Ditching the royals might sound appealing, but republics have not exactly set a shining example of democracy in recent years, argues Danyl Mclauchlan.
Republican discourse is back. The latest round was triggered by the Meghan and Harry and Oprah interview, but the question “should New Zealand become a republic?” gets raised every couple of decades. It was a thing in the 1990s and early 2000s: back then New Zealand had a lot of legal and political academics who’d studied in the US, and more of our politicians and journalists had been to Washington on state department-sponsored trips, so there was a lot of end-of-history Americanophilia in the air. Surely, they argued, the MMP reforms were just the beginning of our nation’s radical constitutional transformation into a fully fledged independent republic?
At the time it did feel absurd that a modern liberal democracy should have another nation’s hereditary monarch as our head of state. We needed a presidential system, the argument went, and a written constitution and a supreme court to interpret it. Both the Clark and Key governments made tentative moves in this direction.
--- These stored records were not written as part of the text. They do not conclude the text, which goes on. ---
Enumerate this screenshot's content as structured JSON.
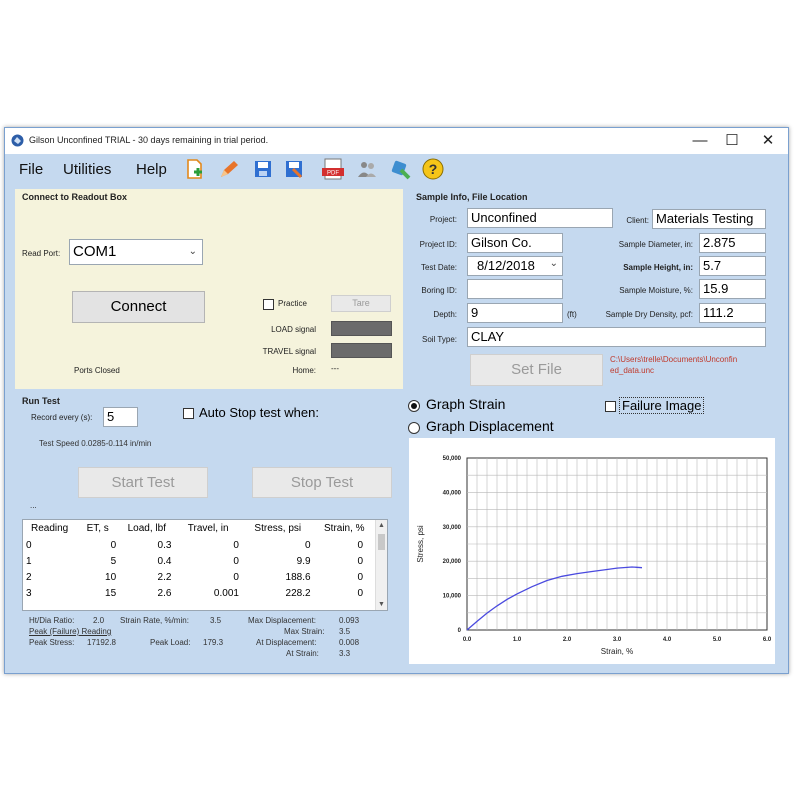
{
  "window": {
    "title": "Gilson Unconfined TRIAL -  30 days remaining in trial period.",
    "controls": {
      "minimize": "—",
      "maximize": "☐",
      "close": "✕"
    }
  },
  "menu": {
    "items": [
      "File",
      "Utilities",
      "Help"
    ]
  },
  "toolbar": {
    "icons": [
      "new-file-icon",
      "pencil-edit-icon",
      "save-icon",
      "save-as-icon",
      "pdf-report-icon",
      "people-icon",
      "tool-icon",
      "help-icon"
    ],
    "help_glyph": "?"
  },
  "colors": {
    "client_bg": "#c5d9ef",
    "panel_bg": "#f5f3dc",
    "plot_line": "#4a4adf",
    "path_text": "#c0392b"
  },
  "connect": {
    "heading": "Connect to Readout Box",
    "read_port_label": "Read Port:",
    "read_port_value": "COM1",
    "connect_button": "Connect",
    "practice_label": "Practice",
    "tare_button": "Tare",
    "load_signal_label": "LOAD signal",
    "travel_signal_label": "TRAVEL signal",
    "home_label": "Home:",
    "home_value": "---",
    "ports_status": "Ports Closed"
  },
  "sample": {
    "heading": "Sample Info, File Location",
    "project_label": "Project:",
    "project_value": "Unconfined",
    "client_label": "Client:",
    "client_value": "Materials Testing",
    "project_id_label": "Project ID:",
    "project_id_value": "Gilson Co.",
    "diameter_label": "Sample Diameter, in:",
    "diameter_value": "2.875",
    "test_date_label": "Test Date:",
    "test_date_value": "8/12/2018",
    "height_label": "Sample Height, in:",
    "height_value": "5.7",
    "boring_id_label": "Boring ID:",
    "boring_id_value": "",
    "moisture_label": "Sample Moisture, %:",
    "moisture_value": "15.9",
    "depth_label": "Depth:",
    "depth_value": "9",
    "depth_unit": "(ft)",
    "density_label": "Sample Dry Density, pcf:",
    "density_value": "111.2",
    "soil_type_label": "Soil Type:",
    "soil_type_value": "CLAY",
    "set_file_button": "Set File",
    "file_path_line1": "C:\\Users\\trelle\\Documents\\Unconfin",
    "file_path_line2": "ed_data.unc"
  },
  "run": {
    "heading": "Run Test",
    "record_every_label": "Record every (s):",
    "record_every_value": "5",
    "auto_stop_label": "Auto Stop test when:",
    "test_speed": "Test Speed 0.0285-0.114 in/min",
    "start_button": "Start Test",
    "stop_button": "Stop Test",
    "status_dots": "..."
  },
  "table": {
    "columns": [
      "Reading",
      "ET, s",
      "Load, lbf",
      "Travel, in",
      "Stress, psi",
      "Strain, %"
    ],
    "rows": [
      [
        "0",
        "0",
        "0.3",
        "0",
        "0",
        "0"
      ],
      [
        "1",
        "5",
        "0.4",
        "0",
        "9.9",
        "0"
      ],
      [
        "2",
        "10",
        "2.2",
        "0",
        "188.6",
        "0"
      ],
      [
        "3",
        "15",
        "2.6",
        "0.001",
        "228.2",
        "0"
      ]
    ]
  },
  "stats": {
    "hdia_label": "Ht/Dia Ratio:",
    "hdia_value": "2.0",
    "strain_rate_label": "Strain Rate, %/min:",
    "strain_rate_value": "3.5",
    "max_disp_label": "Max Displacement:",
    "max_disp_value": "0.093",
    "peak_reading_label": "Peak (Failure) Reading",
    "max_strain_label": "Max Strain:",
    "max_strain_value": "3.5",
    "peak_stress_label": "Peak Stress:",
    "peak_stress_value": "17192.8",
    "peak_load_label": "Peak Load:",
    "peak_load_value": "179.3",
    "at_disp_label": "At Displacement:",
    "at_disp_value": "0.008",
    "at_strain_label": "At Strain:",
    "at_strain_value": "3.3"
  },
  "graph": {
    "graph_strain_label": "Graph Strain",
    "graph_disp_label": "Graph Displacement",
    "failure_image_label": "Failure Image"
  },
  "chart_data": {
    "type": "line",
    "xlabel": "Strain, %",
    "ylabel": "Stress, psi",
    "xlim": [
      0,
      6
    ],
    "ylim": [
      0,
      50000
    ],
    "x_ticks": [
      "0.0",
      "1.0",
      "2.0",
      "3.0",
      "4.0",
      "5.0",
      "6.0"
    ],
    "y_ticks": [
      "0",
      "10,000",
      "20,000",
      "30,000",
      "40,000",
      "50,000"
    ],
    "grid": true,
    "x": [
      0.0,
      0.2,
      0.4,
      0.6,
      0.8,
      1.0,
      1.3,
      1.6,
      1.9,
      2.2,
      2.5,
      2.8,
      3.0,
      3.3,
      3.5
    ],
    "y": [
      0,
      2500,
      4900,
      7000,
      8900,
      10500,
      12600,
      14400,
      15600,
      16400,
      17000,
      17600,
      18000,
      18300,
      18100
    ]
  }
}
We now have our own supreme court instead of using the UK’s privy council (although our absence of a formal constitution massively depoliticises it, which seems like a good thing when you observe the way the US is plunged into a crisis every time one of their elderly supreme court judges dies). And John Key tried to change our flag but failed. Many people seem to feel that we’ll become a republic one day. Eventually.
But the world has changed since the 1990s, and it’s changed in a way that makes republicanism seem a lot less attractive. For the past 15 years the 21st century has experienced a “democratic recession”: a global decline of liberal democracy, a widespread failure of liberal and democratic institutions. And almost all of this democratic backsliding has taken place in republics: Turkey, the Philippines, Venezuela, Brazil, the ex-communist republics of central and eastern Europe. Even the US system looks shaky. And they’ve failed, or are failing in exactly the way liberal theorists who favour constitutional monarchies predicted they would: via “autocoups” in which an authoritarian leader wins the presidency and then takes over the country, arresting the opposition, deposing judges, postponing elections, taking over the police and armed forces.
The logic of the constitutional monarchy is that it helps protect the political system from this kind of attack. Back in January of 2021 there was a failed coup in the US. Donald Trump refused to accept the outcome of the presidential election, which he lost, and he ordered his supporters to attack the US Capitol in order to try and pressure them to overturn the results. The attempt failed. But if Trump had been a more strategic operator, whose party leaders, generals and intelligence chiefs didn’t openly despise him, it might have worked, and the US would have been locked into a trajectory taking it towards tyranny or civil war.
Under a constitutional monarchy the presidential role is split out into a ceremonial head of state with almost no political power, and the executive that has power but is legitimised by the monarch. You can’t contest the monarchy because it’s hereditary, and when there’s a legitimacy crisis or a constitutional crisis over who controls the executive, all of the politicians, soldiers and police have sworn to obey the monarch, not the head of government. And the monarch can play no role other than to direct them to serve the legitimately elected government, or for the country to hold new elections. They’re the apolitical actor at the apex of the political system.
During the late 20th century, this extra level of stability seemed superfluous: it prevented coups the same way Lisa Simpson’s rock “kept tigers away”. In the 2020s it looks as if this form of liberal democracy really is more stable. Most of the peer nations we like to compare ourselves to – your Canadas and Australias and Denmarks and Swedens and Norways and Japans – use the same system, and seem in no hurry to change it.
The media theorist Andrey Mir coined the term “concentration discourse” to describe the way digital-led media in the 21st century focuses intently on one issue for a few days, treating it like the most important event in history, then forgets it completely and switches to something else. It’s a cheap way to generate content and drive engagement. And the discourse has already moved on from the Sussexes’ attempt to launch their celebrity brand in the North American media market. Something else is the most important thing in the world now. But the question of New Zealand’s constitutional future remains.
The constitutional monarchy is not a perfect system: if the UK’s monarch or presumptive heir looked like Edward VIII, or Thailand’s Rama IX, or Prince Andrew, we’d probably be looking for the exit and a new head of state (King Richie? First Citizen Swarbrick? We’d figure it out). But in the absence of any such crisis it’s no longer obvious that the republican model is inevitable, or even desirable. Our current system is not broken and may be far better than the alternatives. Republicanism is not the solution to any of our current problems, and it may create terrible problems of its own.